Comprehensive Industrial Hygiene Review (Vancouver, BC) April 20-24. For more information, call (604) 822-9599 or visit the Continuing Education Web site at http://depts.washington.edu/ehce/NWcenter/courses/CIH-09.htm

 

Occupational Hygiene 2009: Promoting a Healthy Working Environment. April 28–30, 2009, Eastbourne, UK (http://www.bohs.org/resources/res.aspx/Resource/filename/1275/Initial_Announcement_OH2009.pdf)

October

58th Annual Governor's Industrial Safety and Health Conference (Tacoma) Oct. 7-8. For more information, call (888) 451-2004 or visit the Conference Overview Web site at http://www.wagovconf.org/overview.htm

 

 

Other APHA Announcements

19th Annual APHA Public Health Materials Contest

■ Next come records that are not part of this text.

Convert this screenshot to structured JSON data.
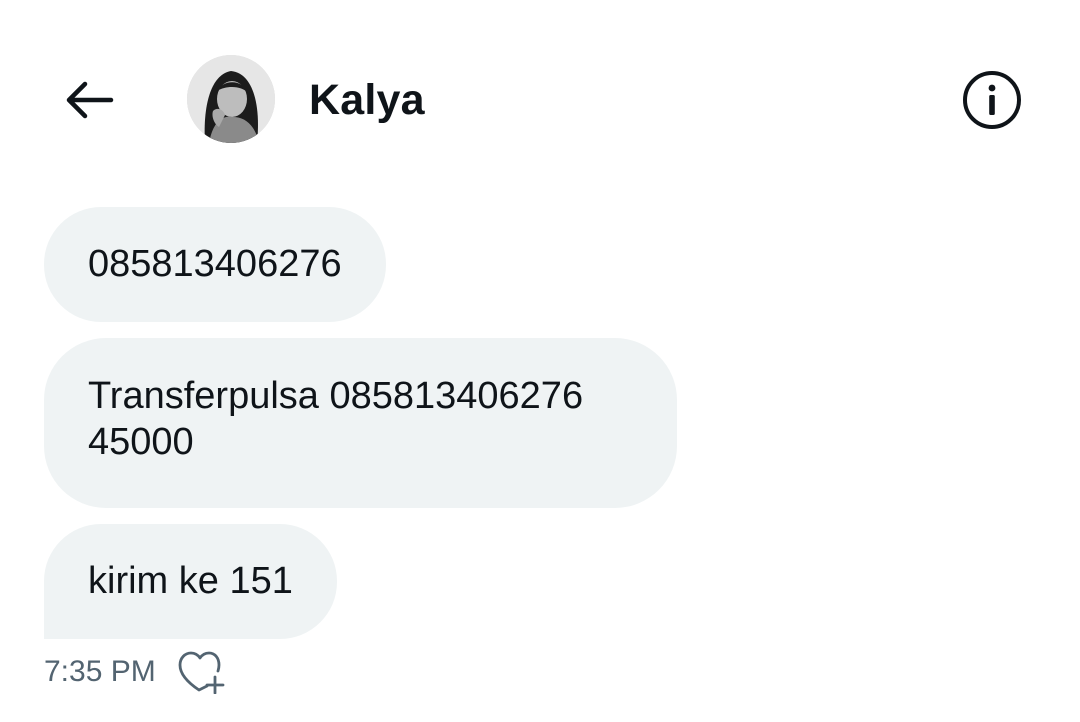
{
  "header": {
    "back_icon": "arrow-left-icon",
    "contact_name": "Kalya",
    "info_icon": "info-circle-icon"
  },
  "messages": [
    {
      "text": "085813406276"
    },
    {
      "text": "Transferpulsa 085813406276\n45000"
    },
    {
      "text": "kirim ke 151"
    }
  ],
  "meta": {
    "timestamp": "7:35 PM",
    "like_icon": "heart-plus-icon"
  },
  "colors": {
    "bubble_background": "#eff3f4",
    "text_primary": "#0f1419",
    "text_secondary": "#536471"
  }
}
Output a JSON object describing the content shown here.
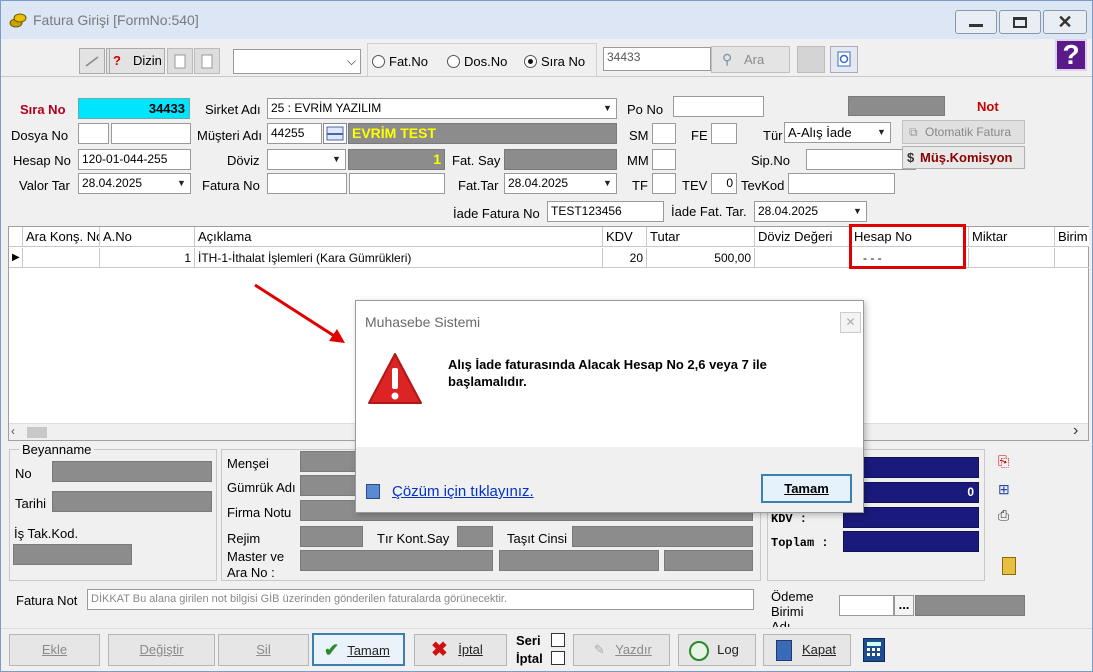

The APHA Public Health Education and Health Promotion Section is soliciting your best health education, promotion and communication materials for the 19th annual competition. The contest provides a forum to showcase public health materials during the APHA Annual Meeting and recognizes professionals for their hard work.

 

All winners will be selected by panels of expert judges prior to the 137th APHA Annual Meeting in Philadelphia.  A session will be held at the Annual Meeting to recognize winners, during which one representative from the top materials selected in each category will give a presentation about their material.

 

Entries will be accepted in three categories; printed materials, electronic materials, and other materials.  Entries for the contest are due by March 27, 2009.  Please contact Kira McGroarty at kmcgroar@jhsph.edu for additional contest entry information.